posted by headnsouth at 2:48 PM on May 3, 2013 [2 favorites]


I am in my dream job and it is as stable as a teaching job is ever going to be, so there is that, and I'm in the area I want to stay in. Even if I were to need to find another job in this area, finding a job with my certification set shouldn't be a problem. I have looked at some houses in the 100k-ish range so I know what I'm looking at in terms of house quality, etc. Most of the difference between rental rate and purchase rate around here has to do with the composition of the area- it's an area that's a lot of seasonal owners. Finding a house for a year-round (not seasonal or vacation) rental is nearly impossible, and there aren't enough apartments to fill the demand for people looking for apartments, so they're able to charge crazy rates. And the housing market has not rebounded nearly as much as it has in other areas.

Right now, I'm paying way over the minimum on my student loans to get them repaid in 10 years, but I have been considering consolidating them and dropping my payment much closer to the minimum, then utilizing the Public Service Loan Forgiveness program to get rid of whatever is remaining. I've been loathe to do that for a few reasons (namely that I'm worried that sometime between now and when my 10 years is up, the government is going to get rid of the program), but I'm starting to think that I was kind of dumb for paying so much on them when I could have been paying minimums and utilizing the PSLF program instead.

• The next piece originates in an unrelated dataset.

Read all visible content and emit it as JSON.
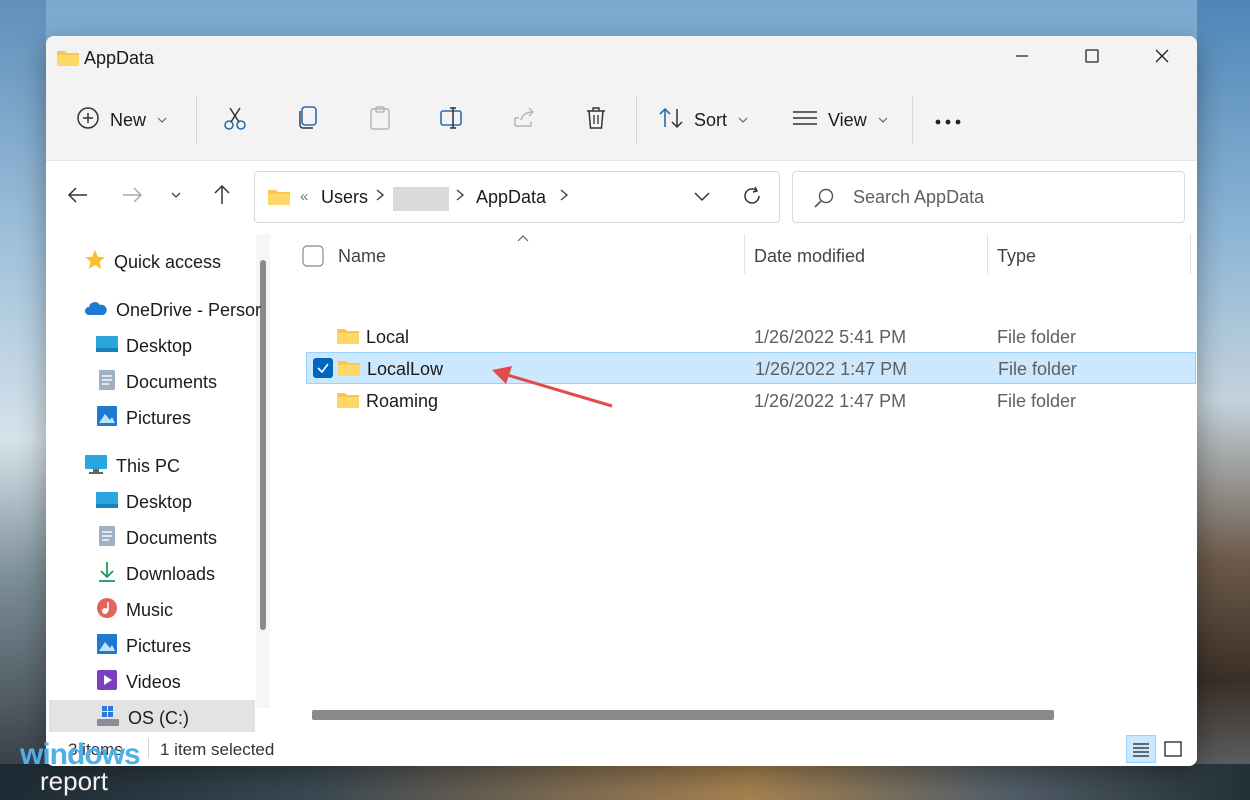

Looking into the HUD Good Neighbors Next Door program right now, I can't believe I hadn't heard of it before. It looks like most of the houses in my area are fixer-uppers but definitely something to consider.
posted by kro at 4:37 PM on May 3, 2013 [1 favorite]


Sorry, after your followups it sounds like a much much more reasonable deal, if you can get mortgage+tax/insurance+15-20% buffer be less than or equal to your rent then yeah, quite possibly. (That rent sounds terrible, sorry, but that HUD deal sounds great) I still might want to see if I could scrounge up enough deposit in the short term for a 20% down to avoid PMI, because that is kinda an extra bit of money that you're losing although probably only on the order of 50$/mo

Also, is the 100k equivalent a 2-bedroom and do you like your current roomate? I would be awfully tempted to try and get my roommate to come with me if you two live well together because unless you need an office/guest bedroom that sounds like a win/win much cheaper living costs for both of you.


For the loans, I would really try ignoring what you have already paid in as thats a sunk cost and is easy to get emotional about even though it really shouldn't effect your decision making process going forward. I would look at a best case/worst case scenario and weigh the risk, maybe. If you consolidate and pay minimums until it is forgiven, whats that cost you? (Thats best case). If you consolidate, pay minimums for 9 years, and then lost the PSLF and have to pay the rest off at your consolidated rate (or your current accelerated rate), what does that cost you? (Worst case). If you keep paying it off at an accelerated rate, what does that cost you? This last should be your baseline, and then you just have to examine what you think the risk is vs the reward/loss of the two scenarios.
posted by McSwaggers at 2:40 PM on May 4, 2013


As someone who just paid off her student loans (I am not a teacher) after nearly 20 years I heartily encourage you to take advantage of PSLF if you are able (and it looks like you are leaning that way). As a teacher you have so many other sacrifices that you make. Just take it :)

(And if you really want to buy, I would try to do that ASAP because of interest rates)
posted by getawaysticks at 6:36 AM on May 6, 2013


« Older Short, dog-friendly hike/walk near Seattle?   |   Diet after diverticulitis Newer »
This thread is closed to new comments.